Hanging in one corner of the Rio Convention Center’s Amazon Room is a banner with Jonathan Duhamel’s picture on it commemorating the best day of his life.
Duhamel got a not-so-subtle reminder of one of his worst early Tuesday when a member of his cheering section urged the professional poker player from Boucherville, Quebec, not to lose his latest World Series of Poker bracelet.
Ouch. With friends like these … right?
Duhamel has experienced a full spectrum of emotions in the past five years, ranging from the high of winning the 2010 WSOP Main Event to the low a year later when he was beaten and robbed in a home invasion that was masterminded by an ex-girlfriend.
Duhamel was back on top Tuesday, as he outlasted several top pros to win the $111,111 buy-in High Roller for One Drop tournament.
“I feel so amazing right now,” Duhamel said. “It doesn’t get any better than that. The biggest buy-in of the whole summer, for charity also — it’s for One Drop — all those things combined it’s an amazing day. It’s probably like my second-best day ever, after the Main Event. It’s so amazing. I feel so blessed, I feel so happy, so lucky to be where I am right now and to have done this.”
The High Roller for One Drop features the largest buy-in at this year’s WSOP and benefits the One Drop Foundation, which provides access to clean water in disadvantaged parts of the world. Duhamel topped a field of 135 entrants and collected $3,989,985 for his victory.
The tournament was delayed for 30 minutes during three-handed play after a male spectator collapsed at 12:31 a.m. Paramedics performed CPR for several minutes before he was taken to a local hospital.
WSOP spokesperson Seth Palansky said Tuesday afternoon there was no update on the unidentified 88-year-old man.

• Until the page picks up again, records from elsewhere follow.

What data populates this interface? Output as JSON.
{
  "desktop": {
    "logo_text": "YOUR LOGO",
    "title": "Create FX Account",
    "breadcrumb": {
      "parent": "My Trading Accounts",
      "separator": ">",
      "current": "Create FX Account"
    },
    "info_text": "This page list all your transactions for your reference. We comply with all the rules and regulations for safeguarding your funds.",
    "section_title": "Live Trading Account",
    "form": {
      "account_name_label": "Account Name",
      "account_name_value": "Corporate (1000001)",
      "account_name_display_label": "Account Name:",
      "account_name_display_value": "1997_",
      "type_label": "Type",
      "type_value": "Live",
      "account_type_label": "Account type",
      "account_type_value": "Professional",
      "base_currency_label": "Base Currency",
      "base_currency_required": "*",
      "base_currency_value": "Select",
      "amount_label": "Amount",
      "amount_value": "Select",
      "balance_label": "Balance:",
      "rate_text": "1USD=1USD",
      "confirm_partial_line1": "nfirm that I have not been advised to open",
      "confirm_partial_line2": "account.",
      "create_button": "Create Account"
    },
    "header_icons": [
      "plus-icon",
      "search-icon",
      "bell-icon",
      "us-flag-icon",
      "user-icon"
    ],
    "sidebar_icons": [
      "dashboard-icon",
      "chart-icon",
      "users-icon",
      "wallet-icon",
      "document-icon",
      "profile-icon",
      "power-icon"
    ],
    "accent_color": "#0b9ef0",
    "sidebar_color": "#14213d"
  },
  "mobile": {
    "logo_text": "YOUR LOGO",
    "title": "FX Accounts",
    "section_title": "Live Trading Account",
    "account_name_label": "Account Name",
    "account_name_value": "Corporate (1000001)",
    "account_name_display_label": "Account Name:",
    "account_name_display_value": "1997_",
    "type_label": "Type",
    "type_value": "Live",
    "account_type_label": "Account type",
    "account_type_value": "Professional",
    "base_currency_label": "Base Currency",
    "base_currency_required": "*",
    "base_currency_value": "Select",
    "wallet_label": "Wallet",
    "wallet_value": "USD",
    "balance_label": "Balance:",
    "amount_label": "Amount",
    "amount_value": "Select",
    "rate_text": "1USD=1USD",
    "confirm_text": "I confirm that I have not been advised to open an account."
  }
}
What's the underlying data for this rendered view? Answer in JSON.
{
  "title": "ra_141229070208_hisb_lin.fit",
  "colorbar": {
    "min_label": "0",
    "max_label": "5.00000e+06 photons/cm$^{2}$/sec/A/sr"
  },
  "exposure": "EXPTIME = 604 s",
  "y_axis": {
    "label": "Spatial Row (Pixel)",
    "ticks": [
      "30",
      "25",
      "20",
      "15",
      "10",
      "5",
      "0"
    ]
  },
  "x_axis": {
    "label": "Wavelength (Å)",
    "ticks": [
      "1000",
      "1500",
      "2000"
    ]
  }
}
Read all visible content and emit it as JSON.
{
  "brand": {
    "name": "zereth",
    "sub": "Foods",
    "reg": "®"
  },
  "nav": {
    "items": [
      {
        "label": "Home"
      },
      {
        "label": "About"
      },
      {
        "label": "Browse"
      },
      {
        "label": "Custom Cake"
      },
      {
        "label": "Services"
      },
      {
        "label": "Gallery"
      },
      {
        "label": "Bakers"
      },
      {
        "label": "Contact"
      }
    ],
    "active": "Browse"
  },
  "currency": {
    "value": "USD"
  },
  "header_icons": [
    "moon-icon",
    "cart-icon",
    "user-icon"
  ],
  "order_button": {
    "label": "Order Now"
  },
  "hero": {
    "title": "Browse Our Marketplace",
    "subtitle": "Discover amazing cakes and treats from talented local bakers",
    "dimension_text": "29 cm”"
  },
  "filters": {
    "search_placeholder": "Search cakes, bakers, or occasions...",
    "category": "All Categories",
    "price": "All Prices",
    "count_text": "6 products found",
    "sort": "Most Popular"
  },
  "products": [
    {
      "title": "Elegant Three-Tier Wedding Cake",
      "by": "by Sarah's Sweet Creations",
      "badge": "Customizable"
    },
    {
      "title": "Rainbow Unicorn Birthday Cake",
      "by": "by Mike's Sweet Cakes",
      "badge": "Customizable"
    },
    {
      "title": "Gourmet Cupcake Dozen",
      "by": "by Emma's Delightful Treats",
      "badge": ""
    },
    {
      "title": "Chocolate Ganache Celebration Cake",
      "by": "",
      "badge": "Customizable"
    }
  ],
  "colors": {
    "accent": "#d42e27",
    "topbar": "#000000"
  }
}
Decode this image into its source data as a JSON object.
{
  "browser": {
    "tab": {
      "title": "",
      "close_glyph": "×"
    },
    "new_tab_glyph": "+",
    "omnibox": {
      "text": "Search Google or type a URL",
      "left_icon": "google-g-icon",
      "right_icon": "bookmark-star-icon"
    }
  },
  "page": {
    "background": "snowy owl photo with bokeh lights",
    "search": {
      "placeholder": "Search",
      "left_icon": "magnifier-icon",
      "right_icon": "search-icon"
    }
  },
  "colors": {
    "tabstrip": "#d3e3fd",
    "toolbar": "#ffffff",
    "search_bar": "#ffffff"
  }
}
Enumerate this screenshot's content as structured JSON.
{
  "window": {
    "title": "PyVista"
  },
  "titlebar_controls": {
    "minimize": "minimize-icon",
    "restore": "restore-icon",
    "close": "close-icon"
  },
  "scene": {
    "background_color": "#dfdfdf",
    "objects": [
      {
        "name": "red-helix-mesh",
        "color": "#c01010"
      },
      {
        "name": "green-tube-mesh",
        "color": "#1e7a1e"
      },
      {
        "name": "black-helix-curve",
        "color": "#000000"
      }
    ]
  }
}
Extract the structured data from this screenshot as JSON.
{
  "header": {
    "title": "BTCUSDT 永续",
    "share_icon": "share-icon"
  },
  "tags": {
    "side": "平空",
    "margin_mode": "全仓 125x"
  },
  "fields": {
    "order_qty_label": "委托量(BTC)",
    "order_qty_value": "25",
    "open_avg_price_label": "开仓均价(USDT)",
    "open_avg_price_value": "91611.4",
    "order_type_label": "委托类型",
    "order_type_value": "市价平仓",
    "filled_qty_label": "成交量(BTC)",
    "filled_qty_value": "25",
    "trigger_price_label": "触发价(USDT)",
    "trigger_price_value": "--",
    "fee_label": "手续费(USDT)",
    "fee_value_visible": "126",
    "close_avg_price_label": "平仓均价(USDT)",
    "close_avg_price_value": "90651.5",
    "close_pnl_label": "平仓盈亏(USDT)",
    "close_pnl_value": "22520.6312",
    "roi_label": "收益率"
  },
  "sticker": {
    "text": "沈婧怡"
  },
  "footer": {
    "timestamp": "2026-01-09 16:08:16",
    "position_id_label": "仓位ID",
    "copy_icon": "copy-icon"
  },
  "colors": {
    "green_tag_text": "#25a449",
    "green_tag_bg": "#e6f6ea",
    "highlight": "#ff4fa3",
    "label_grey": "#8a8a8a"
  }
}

The medical emergency occurred as the flop was dealt with last year’s $1 million buy-in High Roller winner Daniel Colman all-in for his tournament life against businessman William Klein. Colman had to wait half an hour before the final two cards were dealt, and he was eliminated in third place.
Tournament director Jack Effel chose to continue with heads-up play, which resumed at approximately 1:10 a.m. Duhamel, holding pocket kings, eliminated Klein 20 minutes later.
Klein, from Laguna Hills, Calif., said he will donate his $2,465,522 earnings to charity.
“The whole room didn’t know what to think or what to do in that situation. It was really sad,” Duhamel said. “We all wish he’s going to be all right. It’s just a poker tournament, so when you put things in perspective, it was not that important in the end compared to what happened over there.”
Duhamel became the first Canadian to win the Main Event in 2010 and took home $8.9 million. That bracelet and more than $100,000 in cash was stolen on Dec. 21, 2011, when two men broke into his condo near Montreal.
Duhamel’s ex-girlfriend Bianca Rojas-Latraverse pleaded guilty in 2012 to breaking and entering, kidnapping and conspiring to commit robbery and was sentenced to 3½ years in prison.
Duhamel joins Joe Cada as the only players since 2002 to capture a bracelet after their Main Event victory. Duhamel has cashed in five events this summer and upped his career WSOP earnings to $13,796,281, which is No. 4 all time.
“Five years ago, I never thought I would win the Main Event. And then in 2010, I never thought I would win two bracelets,” Duhamel said. “The journey to get to where I was to where I am right now, it’s amazing. In life, it’s always going to be up and down. Everybody gets ups, everybody gets downs. It’s part of life, so you just have to deal with it.
“I had some highs, I had some downs like anybody else. It is a big high, that’s for sure.”
Contact reporter David Schoen at email@example.com or 702-387-5203. Follow him on Twitter: @DavidSchoenLVRJ.